Winnetka’s Rediscovered Regionalist
Gazette Article by: Barbara Joyce
Appeared in the Gazette: Winter 1996
It was an unconventional relationship. He stayed home; she commuted to the city. He painted, cooked, gardened, and helped with their child. She took the 8:20 a.m. train to her job as an art designer on State Street and paid the bills. He was Herman Menzel, the artist with a rich palette and poetic vision. She was Willa Hamm Menzel, who believed in her husband’s talent so much that she supported him both financially and emotionally throughout their marriage.
Now, eight years after her husband’s death, she continues her mission to bring Herman Menzel the recognition she believes he deserves. An exhibition of his paintings, “A Rediscovered Regionalist: Herman Menzel,” was on view at the Chicago Historical Society from January to April, 1994. Currently, many of his drawings, watercolors, and oil paintings are being exhibited at the First National Bank of Winnetka, where they will remain until March 6, 1996.
They met at the Chicago Academy of Art, where they were students. “I recognized he was a marvelous artist in 1923,” Willa said recently. “He drew with a pen and ink better than any of the instructors.” They married in 1933 and lived on the South Side.
In 1943 they moved with their one-year-old son to the Civil War-era house in Hubbard Woods where Willa had grown up. She bought the home, situated on an acre of land on Scott Avenue, from her father. On this property, “out by the woods,” Herman built his studio. Here, Willa recalled, “he painted all day, if the light was right.”
With the exception of two oils of the municipal electric plant, Menzel did not paint scenes of the North Shore. Rather, his paintings depict scenes of Chicago’s industrial landscape, its working-class neighborhoods, and the urban lake front. Other works include scenes that were dear to his own heart: the wilderness and fishing.
In spite of his talent and dedication, Menzel exhibited rarely and retained most of his work. He did not socialize with critics, dealers, or fellow artists. He had not attended the Art Institute, considered the Midwest’s premiere art academy. “If you didn’t go to school there, they didn’t pay attention to you,” said Willa.
Furthermore, Menzel was deaf by the age of 30. This, combined with his suburban isolation, contributed to his estrangement from the art scene of his time. He did not have to peddle his works in the marketplace, thanks to Willa’s successful career. He had the freedom to pursue the subjects of his own choice. “He never compromised,” said his widow.
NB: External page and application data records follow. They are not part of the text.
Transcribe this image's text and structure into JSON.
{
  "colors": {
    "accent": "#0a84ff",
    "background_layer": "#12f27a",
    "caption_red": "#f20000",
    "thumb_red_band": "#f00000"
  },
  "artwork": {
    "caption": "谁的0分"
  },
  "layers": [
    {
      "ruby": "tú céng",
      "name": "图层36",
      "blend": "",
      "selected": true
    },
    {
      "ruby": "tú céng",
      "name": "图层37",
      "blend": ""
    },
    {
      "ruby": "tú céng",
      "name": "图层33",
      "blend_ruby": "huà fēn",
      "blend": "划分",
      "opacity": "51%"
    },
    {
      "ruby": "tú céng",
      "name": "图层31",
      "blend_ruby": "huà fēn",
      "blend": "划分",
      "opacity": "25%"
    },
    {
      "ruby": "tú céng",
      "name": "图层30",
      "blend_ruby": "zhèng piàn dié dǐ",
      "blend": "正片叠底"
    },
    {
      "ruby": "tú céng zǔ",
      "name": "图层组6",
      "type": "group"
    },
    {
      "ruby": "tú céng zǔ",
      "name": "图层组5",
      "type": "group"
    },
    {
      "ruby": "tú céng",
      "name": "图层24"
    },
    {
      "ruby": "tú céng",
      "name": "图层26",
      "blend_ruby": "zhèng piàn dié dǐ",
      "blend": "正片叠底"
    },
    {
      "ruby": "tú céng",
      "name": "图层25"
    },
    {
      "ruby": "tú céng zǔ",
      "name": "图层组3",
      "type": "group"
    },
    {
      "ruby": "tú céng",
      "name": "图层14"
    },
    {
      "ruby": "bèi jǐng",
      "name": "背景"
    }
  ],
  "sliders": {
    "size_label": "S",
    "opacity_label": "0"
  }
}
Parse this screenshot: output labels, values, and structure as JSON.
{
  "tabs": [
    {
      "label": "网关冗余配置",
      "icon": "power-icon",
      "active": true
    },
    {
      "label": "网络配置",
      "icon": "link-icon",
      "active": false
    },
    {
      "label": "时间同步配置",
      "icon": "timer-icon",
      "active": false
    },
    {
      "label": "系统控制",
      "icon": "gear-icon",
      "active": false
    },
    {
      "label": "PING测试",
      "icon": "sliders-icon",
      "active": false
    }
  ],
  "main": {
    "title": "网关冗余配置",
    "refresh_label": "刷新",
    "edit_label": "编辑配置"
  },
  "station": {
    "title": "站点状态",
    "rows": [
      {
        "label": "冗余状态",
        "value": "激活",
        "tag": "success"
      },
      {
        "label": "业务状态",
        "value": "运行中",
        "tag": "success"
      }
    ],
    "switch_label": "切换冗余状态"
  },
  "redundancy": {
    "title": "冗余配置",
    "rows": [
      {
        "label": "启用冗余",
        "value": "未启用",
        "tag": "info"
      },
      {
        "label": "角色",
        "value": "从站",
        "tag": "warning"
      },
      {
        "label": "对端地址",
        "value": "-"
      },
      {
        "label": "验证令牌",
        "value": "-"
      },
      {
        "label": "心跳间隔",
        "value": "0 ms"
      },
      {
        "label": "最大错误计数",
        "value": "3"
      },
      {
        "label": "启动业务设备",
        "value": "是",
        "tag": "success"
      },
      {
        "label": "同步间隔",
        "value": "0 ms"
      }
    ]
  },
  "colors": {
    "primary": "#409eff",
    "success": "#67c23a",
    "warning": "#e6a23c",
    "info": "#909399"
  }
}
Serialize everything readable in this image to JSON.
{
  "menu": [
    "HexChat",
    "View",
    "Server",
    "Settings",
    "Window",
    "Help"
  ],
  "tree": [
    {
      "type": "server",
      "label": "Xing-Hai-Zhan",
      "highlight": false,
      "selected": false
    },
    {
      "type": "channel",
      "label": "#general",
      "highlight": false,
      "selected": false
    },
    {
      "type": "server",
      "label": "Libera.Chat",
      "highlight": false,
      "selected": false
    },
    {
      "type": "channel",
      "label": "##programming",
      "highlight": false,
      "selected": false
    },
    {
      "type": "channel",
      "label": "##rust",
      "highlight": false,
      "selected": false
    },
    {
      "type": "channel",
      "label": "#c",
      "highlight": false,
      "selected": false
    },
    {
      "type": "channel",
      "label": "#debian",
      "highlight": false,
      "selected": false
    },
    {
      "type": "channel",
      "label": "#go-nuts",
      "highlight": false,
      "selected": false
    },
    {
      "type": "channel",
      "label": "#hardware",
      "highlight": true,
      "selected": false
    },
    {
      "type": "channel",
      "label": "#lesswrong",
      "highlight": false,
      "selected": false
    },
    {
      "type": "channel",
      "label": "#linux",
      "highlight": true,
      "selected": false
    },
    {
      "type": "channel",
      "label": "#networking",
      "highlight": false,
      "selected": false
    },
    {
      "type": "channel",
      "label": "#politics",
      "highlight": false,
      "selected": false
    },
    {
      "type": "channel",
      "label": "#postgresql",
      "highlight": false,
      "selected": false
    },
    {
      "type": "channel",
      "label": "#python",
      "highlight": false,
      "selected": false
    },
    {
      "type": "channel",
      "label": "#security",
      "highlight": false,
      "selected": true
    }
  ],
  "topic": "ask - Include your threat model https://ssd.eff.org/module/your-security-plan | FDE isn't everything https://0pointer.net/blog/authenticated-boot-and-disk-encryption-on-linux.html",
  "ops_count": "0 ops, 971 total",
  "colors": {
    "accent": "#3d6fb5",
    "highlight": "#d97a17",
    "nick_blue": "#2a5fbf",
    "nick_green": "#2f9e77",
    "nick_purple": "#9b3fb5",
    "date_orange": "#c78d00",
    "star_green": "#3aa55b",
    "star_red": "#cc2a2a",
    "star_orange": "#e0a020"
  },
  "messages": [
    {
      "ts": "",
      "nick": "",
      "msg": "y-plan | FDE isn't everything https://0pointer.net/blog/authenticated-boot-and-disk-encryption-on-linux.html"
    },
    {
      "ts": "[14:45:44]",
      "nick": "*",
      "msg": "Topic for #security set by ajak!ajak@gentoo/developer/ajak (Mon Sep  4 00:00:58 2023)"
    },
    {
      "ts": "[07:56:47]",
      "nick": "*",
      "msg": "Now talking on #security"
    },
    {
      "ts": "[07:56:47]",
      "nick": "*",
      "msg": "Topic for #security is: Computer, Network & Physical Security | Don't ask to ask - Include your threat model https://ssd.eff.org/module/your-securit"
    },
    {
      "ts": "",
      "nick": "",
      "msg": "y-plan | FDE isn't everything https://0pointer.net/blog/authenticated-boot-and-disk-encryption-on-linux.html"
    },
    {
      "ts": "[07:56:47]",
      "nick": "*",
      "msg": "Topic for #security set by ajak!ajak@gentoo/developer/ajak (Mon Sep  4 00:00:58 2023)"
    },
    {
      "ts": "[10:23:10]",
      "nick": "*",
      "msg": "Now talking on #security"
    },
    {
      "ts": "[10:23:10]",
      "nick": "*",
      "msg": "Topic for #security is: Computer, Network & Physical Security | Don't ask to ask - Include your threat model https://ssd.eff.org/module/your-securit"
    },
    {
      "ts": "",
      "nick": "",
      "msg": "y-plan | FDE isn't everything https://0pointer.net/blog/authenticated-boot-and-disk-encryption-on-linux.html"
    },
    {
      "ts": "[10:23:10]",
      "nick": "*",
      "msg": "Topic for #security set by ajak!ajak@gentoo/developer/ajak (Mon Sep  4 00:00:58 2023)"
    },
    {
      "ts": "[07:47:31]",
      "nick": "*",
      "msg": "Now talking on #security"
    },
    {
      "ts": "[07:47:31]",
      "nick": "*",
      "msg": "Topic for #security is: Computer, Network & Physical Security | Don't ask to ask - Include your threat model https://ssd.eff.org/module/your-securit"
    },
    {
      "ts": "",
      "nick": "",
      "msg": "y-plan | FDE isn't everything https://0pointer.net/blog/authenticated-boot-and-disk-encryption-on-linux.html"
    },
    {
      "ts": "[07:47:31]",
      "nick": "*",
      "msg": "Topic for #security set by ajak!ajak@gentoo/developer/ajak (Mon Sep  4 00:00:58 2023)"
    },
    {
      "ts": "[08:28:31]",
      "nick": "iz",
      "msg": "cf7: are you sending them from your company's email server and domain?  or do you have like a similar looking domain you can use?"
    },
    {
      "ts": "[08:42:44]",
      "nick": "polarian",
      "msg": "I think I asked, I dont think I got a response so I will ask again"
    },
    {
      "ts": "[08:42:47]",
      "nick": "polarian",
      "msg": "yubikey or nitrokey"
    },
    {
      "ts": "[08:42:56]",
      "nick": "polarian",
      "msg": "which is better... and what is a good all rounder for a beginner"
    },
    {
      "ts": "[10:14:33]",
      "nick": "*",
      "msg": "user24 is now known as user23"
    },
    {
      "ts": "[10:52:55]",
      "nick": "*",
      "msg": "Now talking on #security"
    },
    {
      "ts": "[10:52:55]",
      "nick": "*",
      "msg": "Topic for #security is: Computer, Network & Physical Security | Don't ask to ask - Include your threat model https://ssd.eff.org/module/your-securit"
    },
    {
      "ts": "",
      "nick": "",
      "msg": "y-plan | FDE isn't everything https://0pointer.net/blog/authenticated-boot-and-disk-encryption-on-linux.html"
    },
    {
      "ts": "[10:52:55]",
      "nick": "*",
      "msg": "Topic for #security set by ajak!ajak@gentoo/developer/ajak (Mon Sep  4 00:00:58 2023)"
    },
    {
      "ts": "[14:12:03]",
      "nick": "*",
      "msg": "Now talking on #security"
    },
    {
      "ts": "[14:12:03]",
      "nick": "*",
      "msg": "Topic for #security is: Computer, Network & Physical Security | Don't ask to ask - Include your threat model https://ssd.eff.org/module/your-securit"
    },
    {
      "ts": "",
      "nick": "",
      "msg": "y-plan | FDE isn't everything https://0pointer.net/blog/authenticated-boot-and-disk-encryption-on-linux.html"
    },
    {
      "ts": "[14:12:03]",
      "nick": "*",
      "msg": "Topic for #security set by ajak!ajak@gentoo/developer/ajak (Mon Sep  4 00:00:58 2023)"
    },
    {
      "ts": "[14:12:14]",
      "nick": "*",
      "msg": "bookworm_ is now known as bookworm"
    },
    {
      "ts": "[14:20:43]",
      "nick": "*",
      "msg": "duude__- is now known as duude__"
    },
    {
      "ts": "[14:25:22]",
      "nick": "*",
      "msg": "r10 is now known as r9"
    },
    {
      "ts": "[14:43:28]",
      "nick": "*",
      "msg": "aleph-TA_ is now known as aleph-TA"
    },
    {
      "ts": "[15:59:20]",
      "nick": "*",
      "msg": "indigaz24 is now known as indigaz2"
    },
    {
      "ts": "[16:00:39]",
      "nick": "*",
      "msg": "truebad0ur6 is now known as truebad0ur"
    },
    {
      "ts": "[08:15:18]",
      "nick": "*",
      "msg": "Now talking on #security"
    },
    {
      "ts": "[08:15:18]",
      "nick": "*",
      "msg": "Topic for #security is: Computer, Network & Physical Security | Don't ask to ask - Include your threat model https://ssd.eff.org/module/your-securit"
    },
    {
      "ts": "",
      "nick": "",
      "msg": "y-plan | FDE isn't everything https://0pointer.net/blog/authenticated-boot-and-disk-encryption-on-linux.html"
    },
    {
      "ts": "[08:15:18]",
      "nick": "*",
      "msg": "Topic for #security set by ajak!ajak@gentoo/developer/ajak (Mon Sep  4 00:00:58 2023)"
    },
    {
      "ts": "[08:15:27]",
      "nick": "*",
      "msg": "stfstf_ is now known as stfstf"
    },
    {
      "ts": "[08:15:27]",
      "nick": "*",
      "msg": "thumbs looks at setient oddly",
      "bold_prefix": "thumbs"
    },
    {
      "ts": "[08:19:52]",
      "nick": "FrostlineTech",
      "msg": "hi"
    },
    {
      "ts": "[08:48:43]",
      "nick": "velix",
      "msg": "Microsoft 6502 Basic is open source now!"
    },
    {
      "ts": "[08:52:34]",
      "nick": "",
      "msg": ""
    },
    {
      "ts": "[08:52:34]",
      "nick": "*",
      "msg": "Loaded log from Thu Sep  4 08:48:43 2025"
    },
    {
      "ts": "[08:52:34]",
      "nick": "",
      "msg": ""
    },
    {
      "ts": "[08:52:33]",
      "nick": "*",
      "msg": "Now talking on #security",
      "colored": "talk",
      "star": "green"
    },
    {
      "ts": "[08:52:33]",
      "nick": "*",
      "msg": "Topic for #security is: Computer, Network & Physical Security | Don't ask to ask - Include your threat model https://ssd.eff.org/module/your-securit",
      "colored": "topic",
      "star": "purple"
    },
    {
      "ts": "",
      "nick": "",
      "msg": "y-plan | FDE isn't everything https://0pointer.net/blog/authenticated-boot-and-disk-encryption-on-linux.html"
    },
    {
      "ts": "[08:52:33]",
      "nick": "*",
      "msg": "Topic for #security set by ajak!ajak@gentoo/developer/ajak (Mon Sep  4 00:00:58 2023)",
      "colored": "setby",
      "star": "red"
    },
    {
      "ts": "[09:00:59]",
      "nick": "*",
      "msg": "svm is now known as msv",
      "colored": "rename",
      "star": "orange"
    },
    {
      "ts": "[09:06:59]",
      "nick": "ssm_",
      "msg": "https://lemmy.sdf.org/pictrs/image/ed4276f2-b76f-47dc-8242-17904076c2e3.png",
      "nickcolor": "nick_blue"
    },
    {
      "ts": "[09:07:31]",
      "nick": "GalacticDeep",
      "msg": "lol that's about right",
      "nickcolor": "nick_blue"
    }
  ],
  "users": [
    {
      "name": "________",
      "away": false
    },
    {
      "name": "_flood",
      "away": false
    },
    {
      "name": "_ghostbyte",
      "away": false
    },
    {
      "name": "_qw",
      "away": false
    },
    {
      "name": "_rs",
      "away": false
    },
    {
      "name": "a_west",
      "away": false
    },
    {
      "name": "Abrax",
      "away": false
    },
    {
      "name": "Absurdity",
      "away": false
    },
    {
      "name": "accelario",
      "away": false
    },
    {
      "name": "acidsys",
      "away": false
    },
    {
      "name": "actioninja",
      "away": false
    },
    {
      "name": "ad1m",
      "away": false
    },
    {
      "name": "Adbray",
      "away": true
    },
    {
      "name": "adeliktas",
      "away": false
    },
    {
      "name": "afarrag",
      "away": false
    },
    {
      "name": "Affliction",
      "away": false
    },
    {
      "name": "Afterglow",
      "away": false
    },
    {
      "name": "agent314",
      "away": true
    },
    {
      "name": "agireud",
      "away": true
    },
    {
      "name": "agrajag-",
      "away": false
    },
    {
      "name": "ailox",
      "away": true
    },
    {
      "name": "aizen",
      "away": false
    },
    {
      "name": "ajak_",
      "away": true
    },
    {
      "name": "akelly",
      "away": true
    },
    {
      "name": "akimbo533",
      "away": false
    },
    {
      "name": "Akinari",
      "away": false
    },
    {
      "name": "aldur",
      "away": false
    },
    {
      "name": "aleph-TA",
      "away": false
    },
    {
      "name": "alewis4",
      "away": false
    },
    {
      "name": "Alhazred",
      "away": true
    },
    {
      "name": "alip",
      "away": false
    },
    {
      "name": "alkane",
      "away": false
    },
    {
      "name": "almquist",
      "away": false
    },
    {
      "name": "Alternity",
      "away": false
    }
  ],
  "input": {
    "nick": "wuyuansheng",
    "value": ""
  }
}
The images of solitude and marginality that his canvases evoke are the result of Menzel’s choice and circumstances. He was fortunate to have a wife who provided for him during his lifetime, and we are fortunate that she has persevered in presenting his art to the public.